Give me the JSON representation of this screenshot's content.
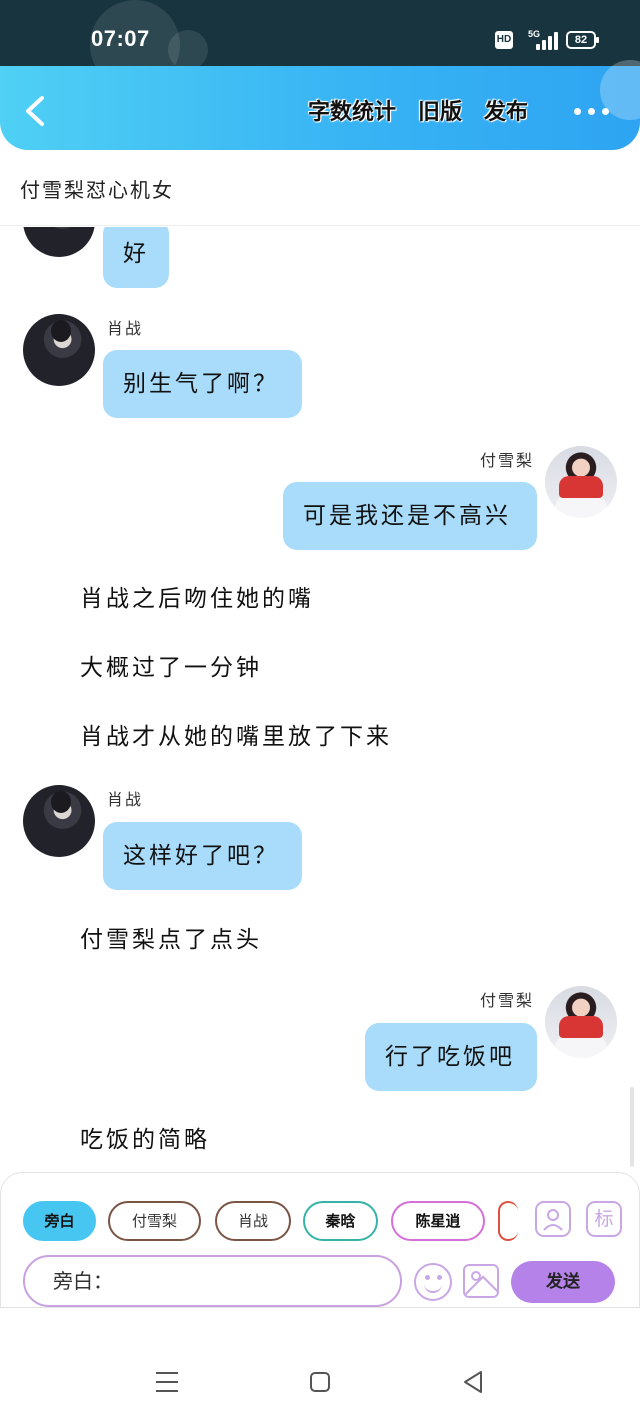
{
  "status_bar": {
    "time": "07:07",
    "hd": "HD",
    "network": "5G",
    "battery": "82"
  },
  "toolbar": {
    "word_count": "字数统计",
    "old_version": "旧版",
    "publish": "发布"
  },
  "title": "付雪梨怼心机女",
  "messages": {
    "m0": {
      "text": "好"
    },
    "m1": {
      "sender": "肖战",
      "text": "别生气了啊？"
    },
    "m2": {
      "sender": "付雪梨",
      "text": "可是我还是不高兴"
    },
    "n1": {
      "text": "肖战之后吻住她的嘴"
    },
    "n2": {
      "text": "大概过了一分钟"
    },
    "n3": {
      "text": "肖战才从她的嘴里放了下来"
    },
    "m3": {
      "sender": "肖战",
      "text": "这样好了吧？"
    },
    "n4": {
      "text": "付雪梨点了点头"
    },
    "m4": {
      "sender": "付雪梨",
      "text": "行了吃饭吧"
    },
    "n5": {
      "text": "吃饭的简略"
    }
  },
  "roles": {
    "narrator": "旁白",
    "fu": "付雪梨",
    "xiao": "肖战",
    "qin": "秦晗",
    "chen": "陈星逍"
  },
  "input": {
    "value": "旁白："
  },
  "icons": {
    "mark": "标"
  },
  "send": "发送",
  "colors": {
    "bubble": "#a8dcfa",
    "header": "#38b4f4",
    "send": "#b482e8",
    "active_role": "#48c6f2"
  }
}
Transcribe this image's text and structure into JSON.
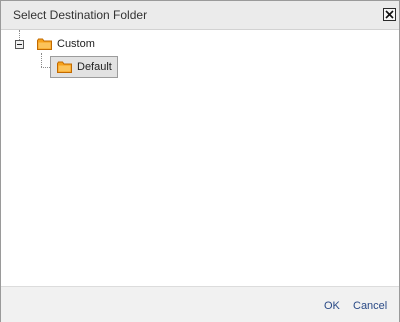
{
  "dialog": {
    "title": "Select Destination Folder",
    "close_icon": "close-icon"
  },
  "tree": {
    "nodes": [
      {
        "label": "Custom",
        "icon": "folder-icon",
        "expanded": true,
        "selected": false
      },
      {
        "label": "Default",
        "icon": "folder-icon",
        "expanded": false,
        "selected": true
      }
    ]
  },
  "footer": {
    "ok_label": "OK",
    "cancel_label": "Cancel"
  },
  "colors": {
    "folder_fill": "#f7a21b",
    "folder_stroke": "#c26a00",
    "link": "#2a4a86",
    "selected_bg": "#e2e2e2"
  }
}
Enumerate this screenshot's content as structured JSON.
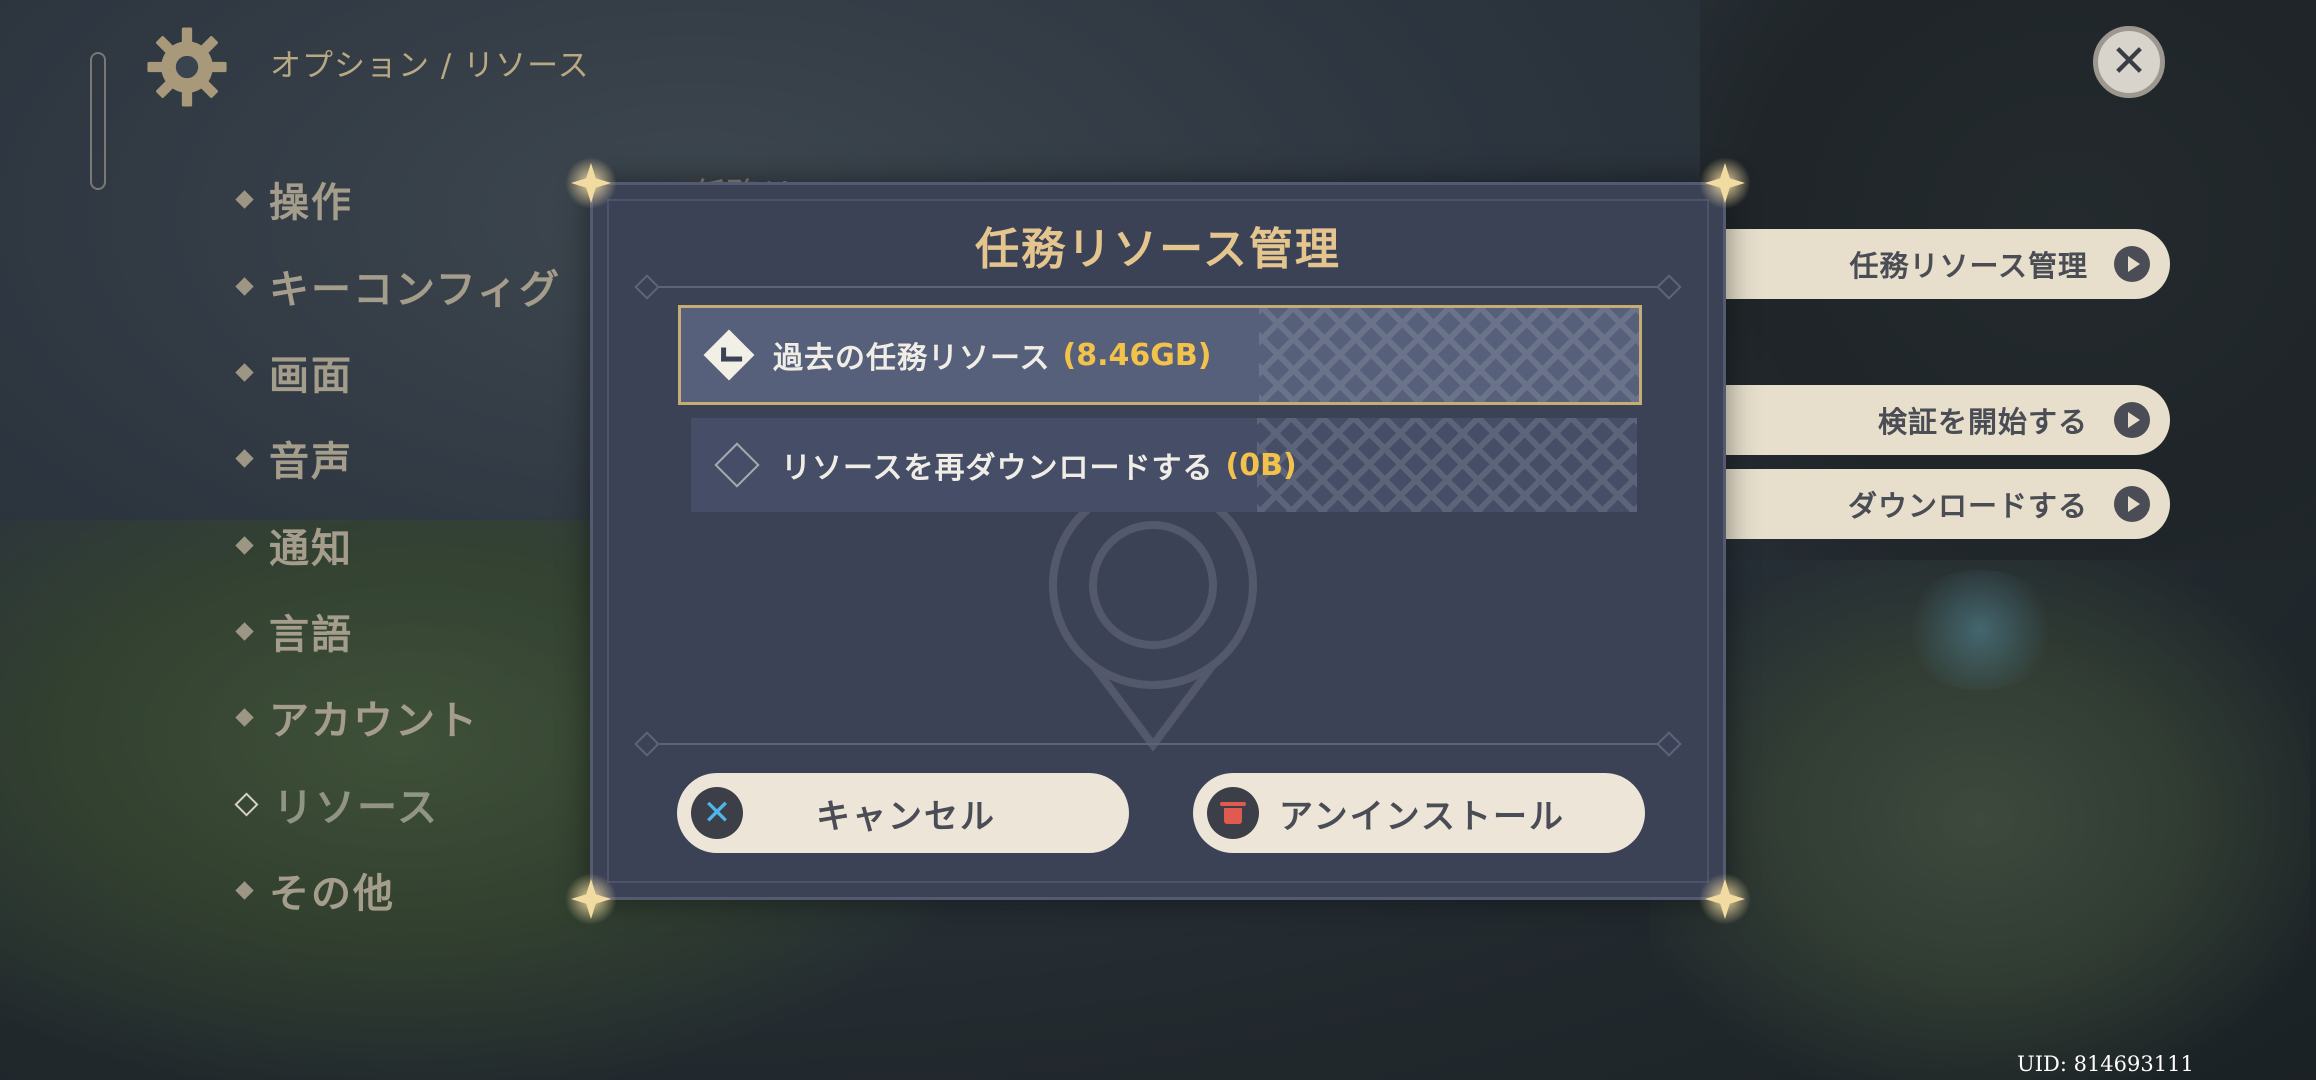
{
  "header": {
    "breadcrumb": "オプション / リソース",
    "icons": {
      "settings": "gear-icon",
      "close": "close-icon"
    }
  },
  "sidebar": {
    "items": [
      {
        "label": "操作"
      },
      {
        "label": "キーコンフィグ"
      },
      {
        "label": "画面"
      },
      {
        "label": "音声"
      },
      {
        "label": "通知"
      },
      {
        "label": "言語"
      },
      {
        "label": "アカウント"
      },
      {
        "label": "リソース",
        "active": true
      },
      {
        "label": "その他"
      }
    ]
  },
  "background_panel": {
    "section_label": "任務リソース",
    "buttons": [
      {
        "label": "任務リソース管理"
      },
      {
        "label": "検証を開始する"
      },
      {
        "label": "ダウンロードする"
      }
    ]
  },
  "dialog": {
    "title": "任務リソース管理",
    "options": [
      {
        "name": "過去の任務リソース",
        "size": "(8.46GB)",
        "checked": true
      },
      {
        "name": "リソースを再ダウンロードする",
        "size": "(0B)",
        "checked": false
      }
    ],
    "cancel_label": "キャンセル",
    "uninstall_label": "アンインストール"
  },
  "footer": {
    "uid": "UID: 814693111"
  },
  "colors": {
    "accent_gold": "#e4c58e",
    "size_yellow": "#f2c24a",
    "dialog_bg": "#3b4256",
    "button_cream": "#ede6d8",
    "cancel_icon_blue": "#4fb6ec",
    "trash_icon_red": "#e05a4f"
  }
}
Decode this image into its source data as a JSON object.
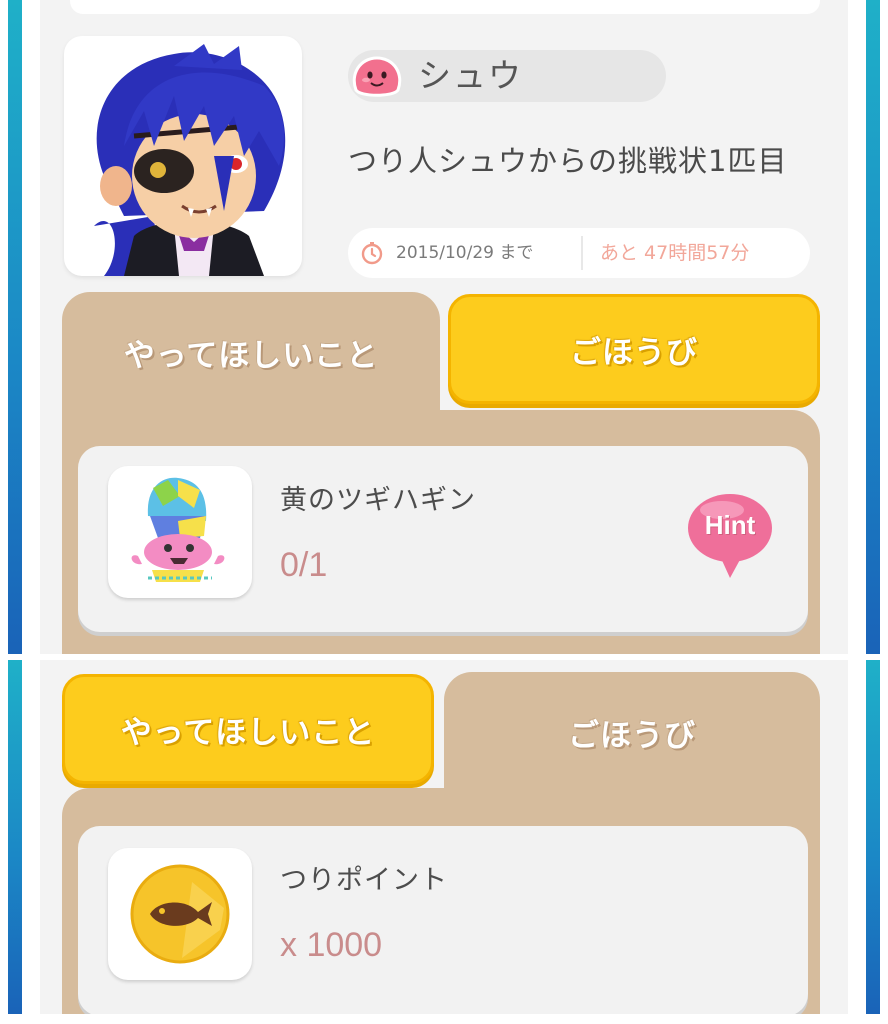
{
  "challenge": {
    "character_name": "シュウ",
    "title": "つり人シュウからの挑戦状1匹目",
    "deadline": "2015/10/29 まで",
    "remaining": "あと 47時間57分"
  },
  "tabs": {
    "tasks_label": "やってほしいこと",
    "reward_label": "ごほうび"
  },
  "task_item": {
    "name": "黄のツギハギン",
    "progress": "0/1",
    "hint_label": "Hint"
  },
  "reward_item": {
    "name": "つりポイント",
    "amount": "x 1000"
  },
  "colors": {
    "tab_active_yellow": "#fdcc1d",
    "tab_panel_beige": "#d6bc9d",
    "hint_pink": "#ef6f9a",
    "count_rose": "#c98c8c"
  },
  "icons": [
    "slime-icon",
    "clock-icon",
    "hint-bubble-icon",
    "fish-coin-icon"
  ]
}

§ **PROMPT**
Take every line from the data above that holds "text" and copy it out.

§ **SOLUTION TO THIS TASK**
      "text": "好"
      "text": "别生气了啊？"
      "text": "可是我还是不高兴"
      "text": "肖战之后吻住她的嘴"
      "text": "大概过了一分钟"
      "text": "肖战才从她的嘴里放了下来"
      "text": "这样好了吧？"
      "text": "付雪梨点了点头"
      "text": "行了吃饭吧"
      "text": "吃饭的简略"
Transcribe this image's text and structure into JSON.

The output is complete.